The global economy is slowing down as supply constraints, a war, sanctions against Russia and tension in the global trade environment are pushing up prices and interest rates. Uncertainty is pervasive, from the price of commodities to the effects of zero-COVID policy in China.
For the United States and Canada, that also have to cope with excess demand at home, there is a range of plausible scenarios for the next two years. Aside from external factors hard to predict, much depends on the response of wages and prices to the rapid tightening of monetary policy that both central banks begun in the first quarter of 2022.
Our assessment is that wages and prices are likely to respond fairly smoothly to the reductions in domestic demand caused by higher interest rates. Inflationary pressures thus should begin to abate early in 2023, and central banks should be able to halt policy interest rate increases at peak levels of 5.25% in the United States and 4.5% in Canada.
On this basis, our Baseline Scenario projects real output in the two economies to be basically flat in 2023. The United States would undergo a shallow recession in the first three quarters of the year. Canada should perform marginally better, advantaged by resource prices that are expected to remain relatively high, with oil prices in a range of US$70-85.
The two economies would be growing at a rate of about 2% during 2024. In both the United States and Canada, by the end of 2024, inflation should come down to close to the 2% target and the policy interest rate would drop to about 3%.
We think that our Baseline Scenario is a reasonable basis for planning by businesses. But there are risks. Mostly to the downside. For example, if prices are “stickier”, and fail to respond enough to higher interest rates, central banks will need to tighten further and this will precipitate a recession in 2023 that could be pronounced, with knock-on effects, including on the fiscal position of governments.
This is why it is appropriate that central banks continue to affirm their strong intent to tame inflation and that governments complement monetary policy by moderating spending that adds to aggregate demand.
Risks have to be managed by businesses and governments not only day-to-day, but also in planning and executing a response to long-term trends and in capturing the upside of transformational change.
It bears repeating that three structural forces, and global responses thereto, will shape our economy and society now and over the next decades: climate change; innovation, notably digitalization; and demographic change, including ageing.
These forces are playing out in a geopolitical environment that is re-drawing global supply chains and placing a premium on security of supply of critical materials, including energy that Canada has in abundance.
Taking action to address these forces means investing: in physical capital, in innovation and intangible capital and in human capital. And in Canada, such investment must be at levels much higher than in recent years. We estimate a need for an added flow of public and private non-residential investment of some $80 billion per year.
Businesses and governments have to work together to capitalize on our assets, address gaps, grow our productive capacity and expand our ability to produce the goods and services that the world wants to buy. This requires a policy framework that, in an uncertain environment, supports confidence and incites private investment, while also strengthening global partnerships and market access.

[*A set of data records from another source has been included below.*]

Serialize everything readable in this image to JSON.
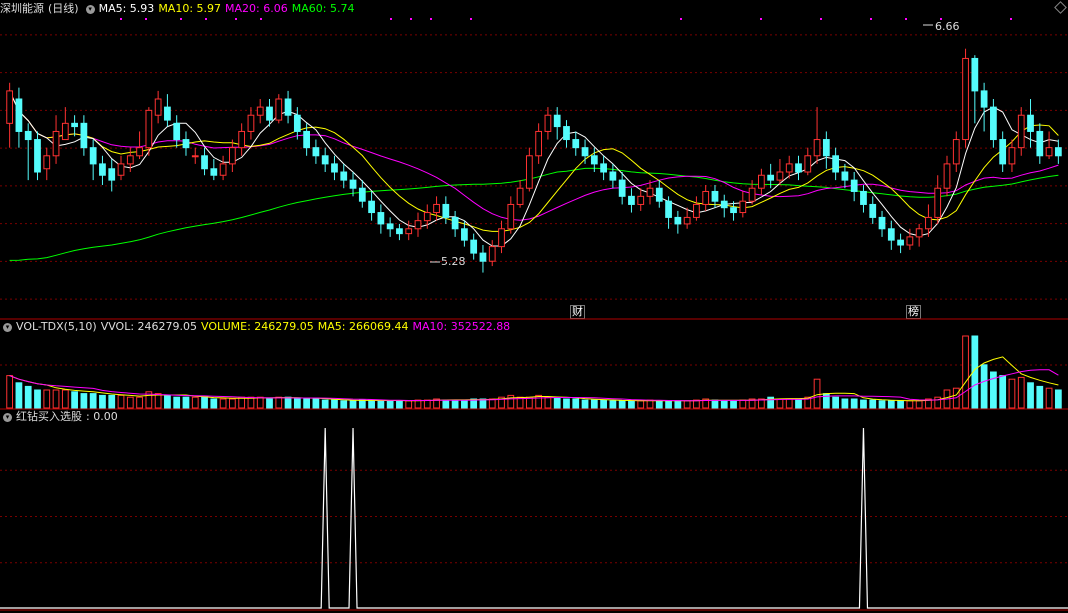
{
  "chart_data": {
    "type": "candlestick",
    "panels": {
      "price": {
        "stock_name": "深圳能源",
        "period": "(日线)",
        "indicators": [
          {
            "label": "MA5: 5.93",
            "color": "#ffffff"
          },
          {
            "label": "MA10: 5.97",
            "color": "#ffff00"
          },
          {
            "label": "MA20: 6.06",
            "color": "#ff00ff"
          },
          {
            "label": "MA60: 5.74",
            "color": "#00ff00"
          }
        ],
        "high_label": "6.66",
        "low_label": "5.28",
        "ylim": [
          5.0,
          6.8
        ],
        "markers": [
          "财",
          "榜"
        ]
      },
      "volume": {
        "name": "VOL-TDX(5,10)",
        "indicators": [
          {
            "label": "VVOL: 246279.05",
            "color": "#dddddd"
          },
          {
            "label": "VOLUME: 246279.05",
            "color": "#ffff00"
          },
          {
            "label": "MA5: 266069.44",
            "color": "#ffff00"
          },
          {
            "label": "MA10: 352522.88",
            "color": "#ff00ff"
          }
        ]
      },
      "signal": {
        "name": "红钻买入选股",
        "value_label": ": 0.00"
      }
    },
    "colors": {
      "up": "#ff3232",
      "down": "#54fcfc",
      "grid": "#7a0000",
      "ma5": "#ffffff",
      "ma10": "#ffff00",
      "ma20": "#ff00ff",
      "ma60": "#00ff00",
      "signal": "#ffffff"
    },
    "candles": [
      [
        6.2,
        6.4,
        6.45,
        6.05
      ],
      [
        6.35,
        6.15,
        6.42,
        6.05
      ],
      [
        6.15,
        6.1,
        6.2,
        5.85
      ],
      [
        6.1,
        5.9,
        6.15,
        5.85
      ],
      [
        5.92,
        6.0,
        6.05,
        5.85
      ],
      [
        6.0,
        6.15,
        6.25,
        5.95
      ],
      [
        6.1,
        6.2,
        6.3,
        6.1
      ],
      [
        6.2,
        6.18,
        6.25,
        6.12
      ],
      [
        6.2,
        6.05,
        6.25,
        6.0
      ],
      [
        6.05,
        5.95,
        6.1,
        5.85
      ],
      [
        5.95,
        5.88,
        6.0,
        5.82
      ],
      [
        5.92,
        5.85,
        5.98,
        5.78
      ],
      [
        5.88,
        5.95,
        6.0,
        5.85
      ],
      [
        5.95,
        6.0,
        6.05,
        5.9
      ],
      [
        6.0,
        6.05,
        6.15,
        5.98
      ],
      [
        6.05,
        6.28,
        6.3,
        6.0
      ],
      [
        6.25,
        6.35,
        6.4,
        6.2
      ],
      [
        6.3,
        6.22,
        6.38,
        6.18
      ],
      [
        6.2,
        6.1,
        6.25,
        6.05
      ],
      [
        6.1,
        6.05,
        6.15,
        6.0
      ],
      [
        6.0,
        6.0,
        6.05,
        5.95
      ],
      [
        6.0,
        5.92,
        6.05,
        5.88
      ],
      [
        5.92,
        5.88,
        5.98,
        5.85
      ],
      [
        5.88,
        5.95,
        6.0,
        5.85
      ],
      [
        5.95,
        6.05,
        6.1,
        5.9
      ],
      [
        6.05,
        6.15,
        6.2,
        6.0
      ],
      [
        6.15,
        6.25,
        6.3,
        6.1
      ],
      [
        6.25,
        6.3,
        6.35,
        6.2
      ],
      [
        6.3,
        6.22,
        6.35,
        6.18
      ],
      [
        6.22,
        6.35,
        6.38,
        6.2
      ],
      [
        6.35,
        6.25,
        6.4,
        6.2
      ],
      [
        6.25,
        6.15,
        6.3,
        6.1
      ],
      [
        6.15,
        6.05,
        6.2,
        6.0
      ],
      [
        6.05,
        6.0,
        6.1,
        5.95
      ],
      [
        6.0,
        5.95,
        6.05,
        5.9
      ],
      [
        5.95,
        5.9,
        6.0,
        5.85
      ],
      [
        5.9,
        5.85,
        5.95,
        5.8
      ],
      [
        5.85,
        5.8,
        5.9,
        5.75
      ],
      [
        5.8,
        5.72,
        5.85,
        5.68
      ],
      [
        5.72,
        5.65,
        5.78,
        5.6
      ],
      [
        5.65,
        5.58,
        5.7,
        5.52
      ],
      [
        5.58,
        5.55,
        5.62,
        5.5
      ],
      [
        5.55,
        5.52,
        5.58,
        5.48
      ],
      [
        5.52,
        5.55,
        5.6,
        5.48
      ],
      [
        5.55,
        5.6,
        5.65,
        5.5
      ],
      [
        5.6,
        5.65,
        5.7,
        5.55
      ],
      [
        5.65,
        5.7,
        5.75,
        5.6
      ],
      [
        5.7,
        5.62,
        5.75,
        5.58
      ],
      [
        5.62,
        5.55,
        5.66,
        5.5
      ],
      [
        5.55,
        5.48,
        5.6,
        5.44
      ],
      [
        5.48,
        5.4,
        5.52,
        5.36
      ],
      [
        5.4,
        5.35,
        5.45,
        5.28
      ],
      [
        5.35,
        5.44,
        5.48,
        5.32
      ],
      [
        5.44,
        5.55,
        5.6,
        5.4
      ],
      [
        5.55,
        5.7,
        5.75,
        5.52
      ],
      [
        5.7,
        5.8,
        5.85,
        5.68
      ],
      [
        5.8,
        6.0,
        6.05,
        5.78
      ],
      [
        6.0,
        6.15,
        6.2,
        5.95
      ],
      [
        6.15,
        6.25,
        6.3,
        6.1
      ],
      [
        6.25,
        6.18,
        6.3,
        6.1
      ],
      [
        6.18,
        6.1,
        6.22,
        6.05
      ],
      [
        6.1,
        6.05,
        6.15,
        6.0
      ],
      [
        6.05,
        6.0,
        6.1,
        5.95
      ],
      [
        6.0,
        5.95,
        6.05,
        5.9
      ],
      [
        5.95,
        5.9,
        6.0,
        5.85
      ],
      [
        5.9,
        5.85,
        5.95,
        5.8
      ],
      [
        5.85,
        5.75,
        5.9,
        5.7
      ],
      [
        5.75,
        5.7,
        5.8,
        5.65
      ],
      [
        5.7,
        5.75,
        5.8,
        5.66
      ],
      [
        5.75,
        5.8,
        5.85,
        5.7
      ],
      [
        5.8,
        5.72,
        5.85,
        5.68
      ],
      [
        5.72,
        5.62,
        5.75,
        5.55
      ],
      [
        5.62,
        5.58,
        5.66,
        5.52
      ],
      [
        5.58,
        5.62,
        5.68,
        5.55
      ],
      [
        5.62,
        5.7,
        5.75,
        5.6
      ],
      [
        5.7,
        5.78,
        5.82,
        5.66
      ],
      [
        5.78,
        5.72,
        5.82,
        5.68
      ],
      [
        5.72,
        5.68,
        5.76,
        5.62
      ],
      [
        5.68,
        5.65,
        5.72,
        5.6
      ],
      [
        5.65,
        5.72,
        5.78,
        5.62
      ],
      [
        5.72,
        5.8,
        5.85,
        5.7
      ],
      [
        5.8,
        5.88,
        5.92,
        5.76
      ],
      [
        5.88,
        5.85,
        5.95,
        5.8
      ],
      [
        5.85,
        5.9,
        5.98,
        5.82
      ],
      [
        5.9,
        5.95,
        6.0,
        5.86
      ],
      [
        5.95,
        5.9,
        6.0,
        5.85
      ],
      [
        5.9,
        6.0,
        6.05,
        5.88
      ],
      [
        6.0,
        6.1,
        6.3,
        5.95
      ],
      [
        6.1,
        6.0,
        6.15,
        5.92
      ],
      [
        6.0,
        5.9,
        6.05,
        5.85
      ],
      [
        5.9,
        5.85,
        5.95,
        5.8
      ],
      [
        5.85,
        5.78,
        5.9,
        5.72
      ],
      [
        5.78,
        5.7,
        5.82,
        5.65
      ],
      [
        5.7,
        5.62,
        5.75,
        5.58
      ],
      [
        5.62,
        5.55,
        5.66,
        5.5
      ],
      [
        5.55,
        5.48,
        5.6,
        5.42
      ],
      [
        5.48,
        5.45,
        5.52,
        5.4
      ],
      [
        5.45,
        5.5,
        5.55,
        5.42
      ],
      [
        5.5,
        5.55,
        5.58,
        5.44
      ],
      [
        5.55,
        5.62,
        5.7,
        5.5
      ],
      [
        5.62,
        5.8,
        5.88,
        5.58
      ],
      [
        5.8,
        5.95,
        6.0,
        5.75
      ],
      [
        5.95,
        6.1,
        6.15,
        5.9
      ],
      [
        6.1,
        6.6,
        6.66,
        6.05
      ],
      [
        6.6,
        6.4,
        6.62,
        6.2
      ],
      [
        6.4,
        6.3,
        6.45,
        6.15
      ],
      [
        6.3,
        6.1,
        6.35,
        6.05
      ],
      [
        6.1,
        5.95,
        6.15,
        5.9
      ],
      [
        5.95,
        6.05,
        6.1,
        5.9
      ],
      [
        6.05,
        6.25,
        6.3,
        6.0
      ],
      [
        6.25,
        6.15,
        6.35,
        6.05
      ],
      [
        6.15,
        6.0,
        6.2,
        5.95
      ],
      [
        6.0,
        6.05,
        6.15,
        5.98
      ],
      [
        6.05,
        6.0,
        6.1,
        5.95
      ]
    ],
    "volumes": [
      0.9,
      0.7,
      0.6,
      0.5,
      0.5,
      0.5,
      0.5,
      0.45,
      0.4,
      0.4,
      0.35,
      0.35,
      0.35,
      0.3,
      0.3,
      0.45,
      0.4,
      0.35,
      0.3,
      0.3,
      0.3,
      0.3,
      0.25,
      0.25,
      0.25,
      0.3,
      0.3,
      0.3,
      0.25,
      0.3,
      0.3,
      0.28,
      0.25,
      0.25,
      0.22,
      0.22,
      0.2,
      0.2,
      0.22,
      0.22,
      0.2,
      0.2,
      0.2,
      0.2,
      0.22,
      0.22,
      0.25,
      0.22,
      0.22,
      0.22,
      0.25,
      0.25,
      0.25,
      0.3,
      0.35,
      0.3,
      0.3,
      0.35,
      0.3,
      0.28,
      0.25,
      0.25,
      0.22,
      0.22,
      0.22,
      0.2,
      0.2,
      0.2,
      0.2,
      0.22,
      0.2,
      0.2,
      0.2,
      0.2,
      0.22,
      0.25,
      0.22,
      0.2,
      0.2,
      0.22,
      0.25,
      0.25,
      0.3,
      0.25,
      0.25,
      0.25,
      0.3,
      0.8,
      0.4,
      0.3,
      0.25,
      0.25,
      0.22,
      0.22,
      0.2,
      0.2,
      0.2,
      0.2,
      0.2,
      0.25,
      0.3,
      0.5,
      0.55,
      2.0,
      2.0,
      1.2,
      1.0,
      0.9,
      0.8,
      0.85,
      0.7,
      0.6,
      0.55,
      0.5
    ],
    "signal_peaks": [
      34,
      37,
      92
    ]
  }
}
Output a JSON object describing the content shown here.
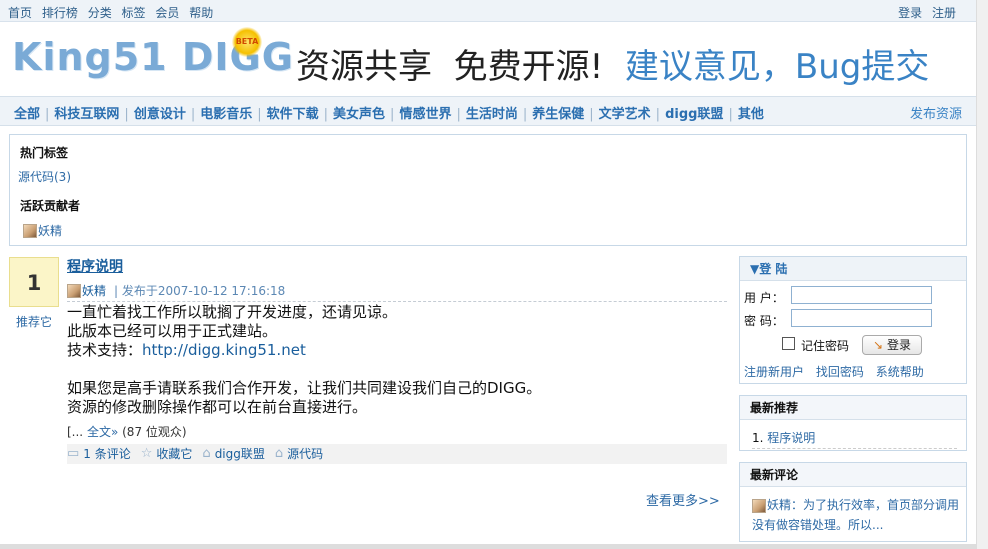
{
  "topbar": {
    "links": [
      "首页",
      "排行榜",
      "分类",
      "标签",
      "会员",
      "帮助"
    ],
    "login": "登录",
    "register": "注册"
  },
  "header": {
    "logo": "King51 DIGG",
    "logo_badge": "BETA",
    "slogan_1": "资源共享",
    "slogan_2": "免费开源!",
    "slogan_link": "建议意见，Bug提交"
  },
  "nav": {
    "items": [
      "全部",
      "科技互联网",
      "创意设计",
      "电影音乐",
      "软件下载",
      "美女声色",
      "情感世界",
      "生活时尚",
      "养生保健",
      "文学艺术",
      "digg联盟",
      "其他"
    ],
    "separator": "|",
    "publish": "发布资源"
  },
  "tagbox": {
    "hot_tags_heading": "热门标签",
    "hot_tag": "源代码(3)",
    "contributors_heading": "活跃贡献者",
    "contributor": "妖精"
  },
  "vote": {
    "count": "1",
    "recommend": "推荐它"
  },
  "article": {
    "title": "程序说明",
    "author": "妖精",
    "date": "| 发布于2007-10-12 17:16:18",
    "line1": "一直忙着找工作所以耽搁了开发进度，还请见谅。",
    "line2": "此版本已经可以用于正式建站。",
    "line3_label": "技术支持：",
    "line3_link": "http://digg.king51.net",
    "line4": "如果您是高手请联系我们合作开发，让我们共同建设我们自己的DIGG。",
    "line5": "资源的修改删除操作都可以在前台直接进行。",
    "more_prefix": "[...",
    "more_link": "全文»",
    "views": "(87 位观众)",
    "comments": "1 条评论",
    "favorite": "收藏它",
    "tag1": "digg联盟",
    "tag2": "源代码"
  },
  "see_more": "查看更多>>",
  "login": {
    "heading": "登 陆",
    "user_label": "用 户：",
    "pass_label": "密 码：",
    "remember": "记住密码",
    "button": "登录",
    "link_register": "注册新用户",
    "link_recover": "找回密码",
    "link_help": "系统帮助"
  },
  "new_recommend": {
    "heading": "最新推荐",
    "item_index": "1.",
    "item": "程序说明"
  },
  "new_comment": {
    "heading": "最新评论",
    "author": "妖精：",
    "text": "为了执行效率，首页部分调用没有做容错处理。所以..."
  },
  "colors": {
    "link": "#2e6aa5",
    "nav_bg": "#eef3f8",
    "border": "#c7d8e7",
    "vote_bg": "#fbf5c8"
  }
}
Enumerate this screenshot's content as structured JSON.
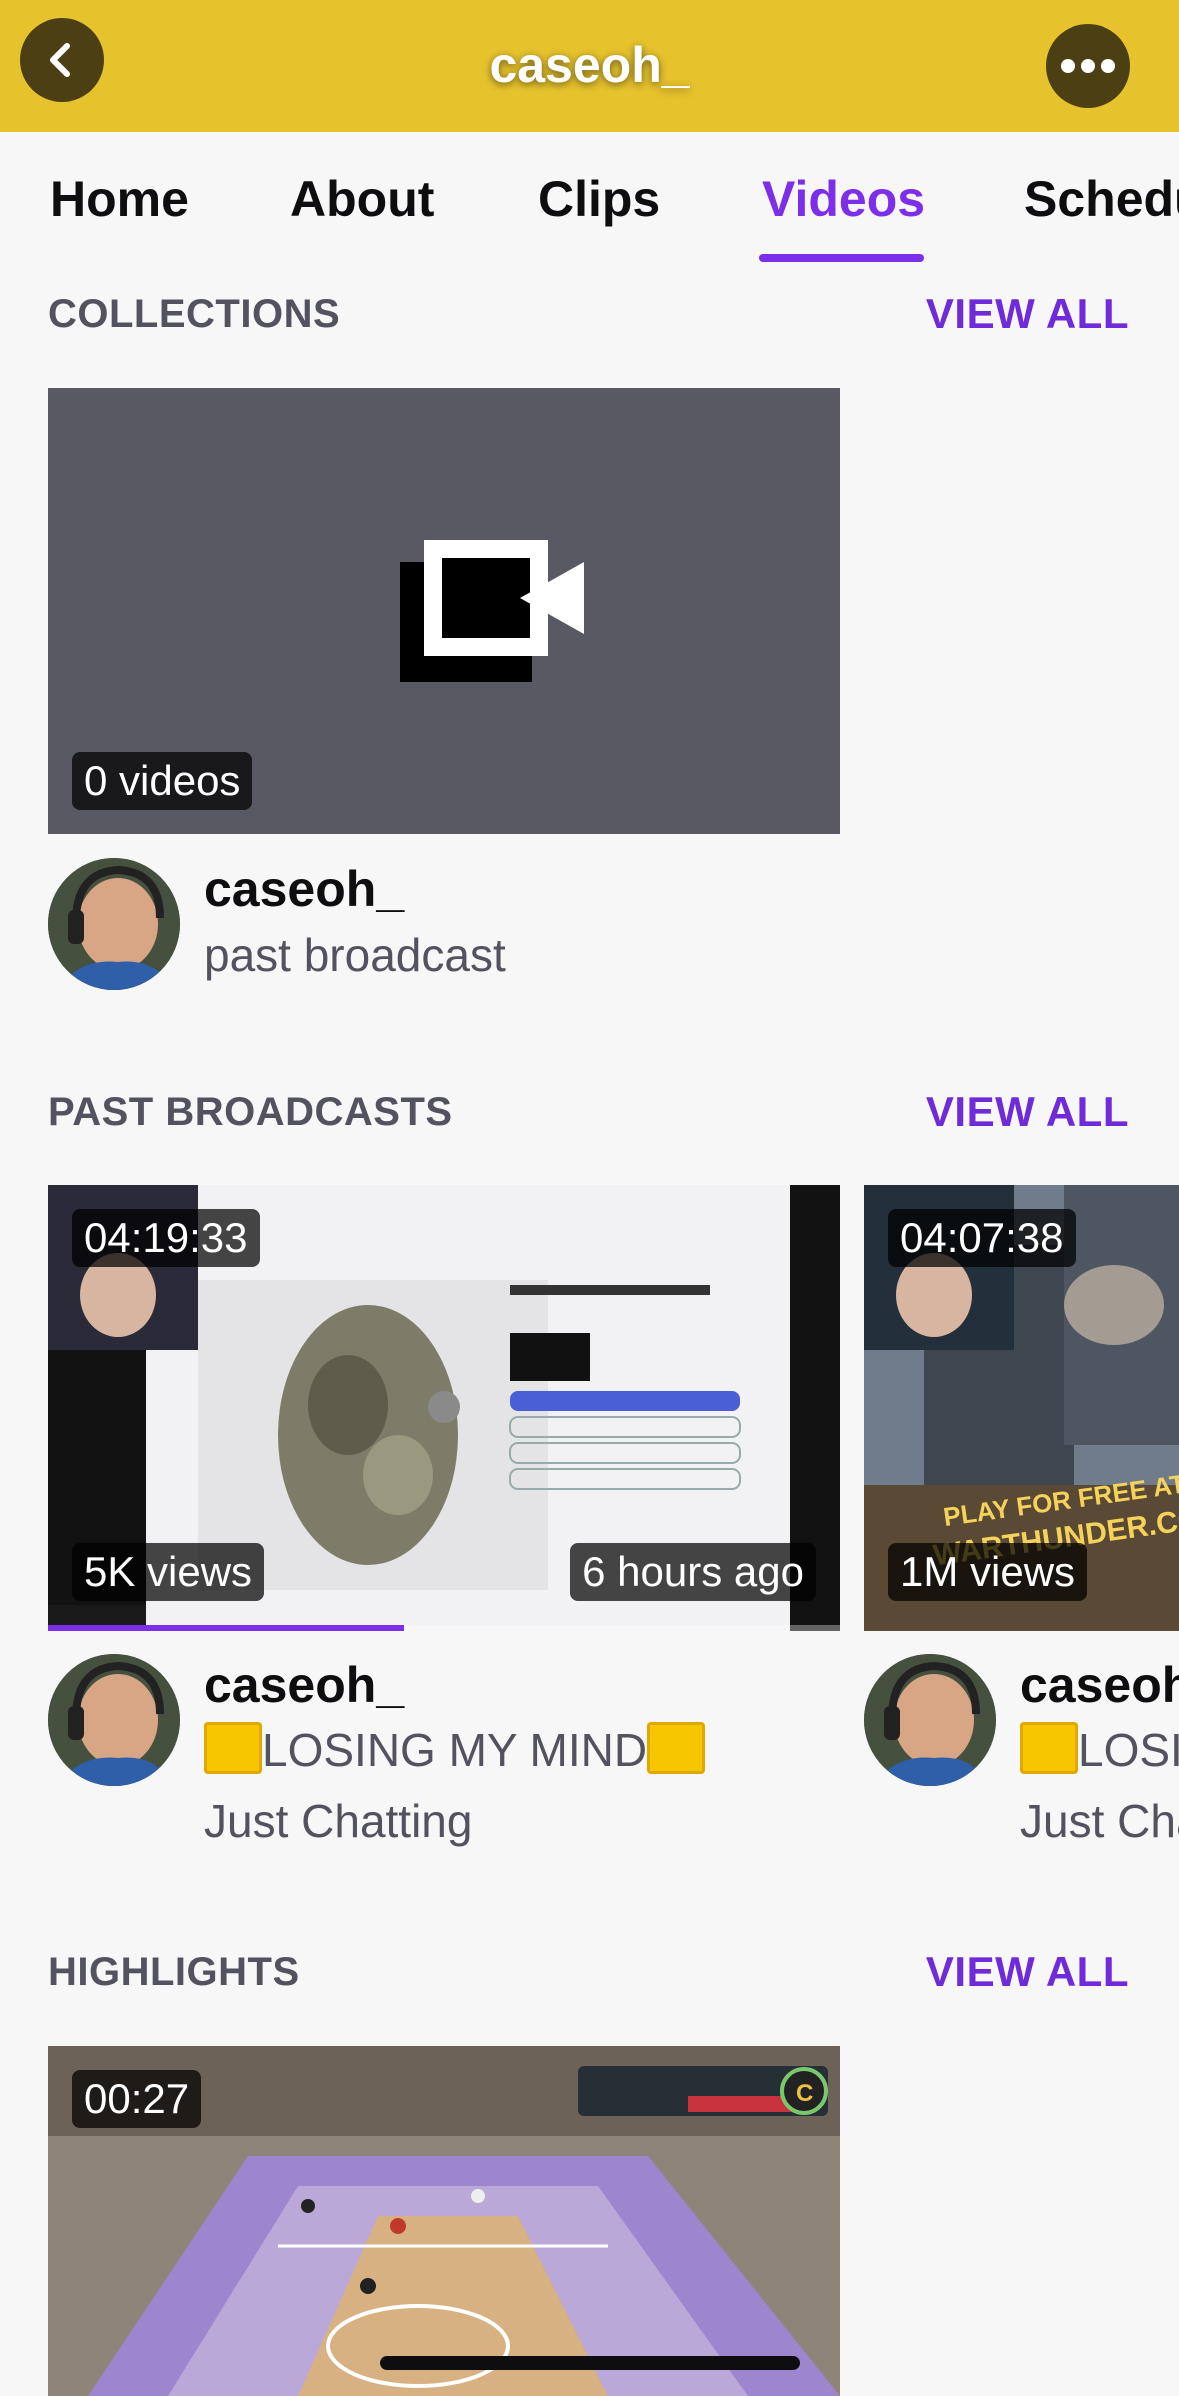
{
  "header": {
    "title": "caseoh_",
    "color": "#e6c22d"
  },
  "tabs": [
    {
      "label": "Home",
      "active": false
    },
    {
      "label": "About",
      "active": false
    },
    {
      "label": "Clips",
      "active": false
    },
    {
      "label": "Videos",
      "active": true
    },
    {
      "label": "Schedule",
      "active": false
    }
  ],
  "collections": {
    "title": "COLLECTIONS",
    "view_all": "VIEW ALL",
    "items": [
      {
        "count_badge": "0 videos",
        "channel": "caseoh_",
        "subtitle": "past broadcast"
      }
    ]
  },
  "past_broadcasts": {
    "title": "PAST BROADCASTS",
    "view_all": "VIEW ALL",
    "items": [
      {
        "duration": "04:19:33",
        "views": "5K views",
        "age": "6 hours ago",
        "channel": "caseoh_",
        "title": "LOSING MY MIND",
        "category": "Just Chatting",
        "progress": 0.45
      },
      {
        "duration": "04:07:38",
        "views": "1M views",
        "age": "",
        "channel": "caseoh_",
        "title": "LOSING MY MIND",
        "category": "Just Chatting",
        "progress": 0
      }
    ]
  },
  "highlights": {
    "title": "HIGHLIGHTS",
    "view_all": "VIEW ALL",
    "items": [
      {
        "duration": "00:27"
      }
    ]
  },
  "accent_color": "#7d2ee8"
}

The response to climate change requires investment of historic proportions in an energy transition, including electrification, while renewed attention worldwide to energy security also places Canada in a position to meet needs with reliable, responsible supply. To get things done, we need regulation that allows good projects to get approved and built on an accelerated timeline.
Digitalization is permeating all corners of the economy, from agriculture to health care or finance. Securing all of its benefits, while addressing privacy and security risks requires state-of-the-art infrastructure, sound regulatory and intellectual property frameworks, and government-business collaboration.
With population ageing and a steady stream of retirements come tight labour markets. Skilled immigrants—even as we raise their numbers— will not address all gaps. Businesses will have to raise output per worker faster by investing in productivity-enhancing capital and upgrading the skills of their workforce. Building the workforce for an economy in transformation must also be a priority of governments.
Despite the somewhat pervasive sentiment that the world is deglobalizing, Canada’s interest is in greater international trade and investment, not less. While businesses and governments have to assess security of supply risks carefully, especially in the areas of advanced technology and critical materials, we have to aggressively pursue global opportunities wherever they present themselves. This includes our traditional markets like the United States and Europe, but clearly also the Indo-Pacific where intensified efforts are required to attract investors and to capitalize on expected strong demand growth in the next decades.
We hope that this Economic Outlook, pulling together contributions from members of our stellar Government Affairs and Public Policy group, will be helpful to clients and to other organization for their planning and risk management. We stand ready to expand on specific matters of interest.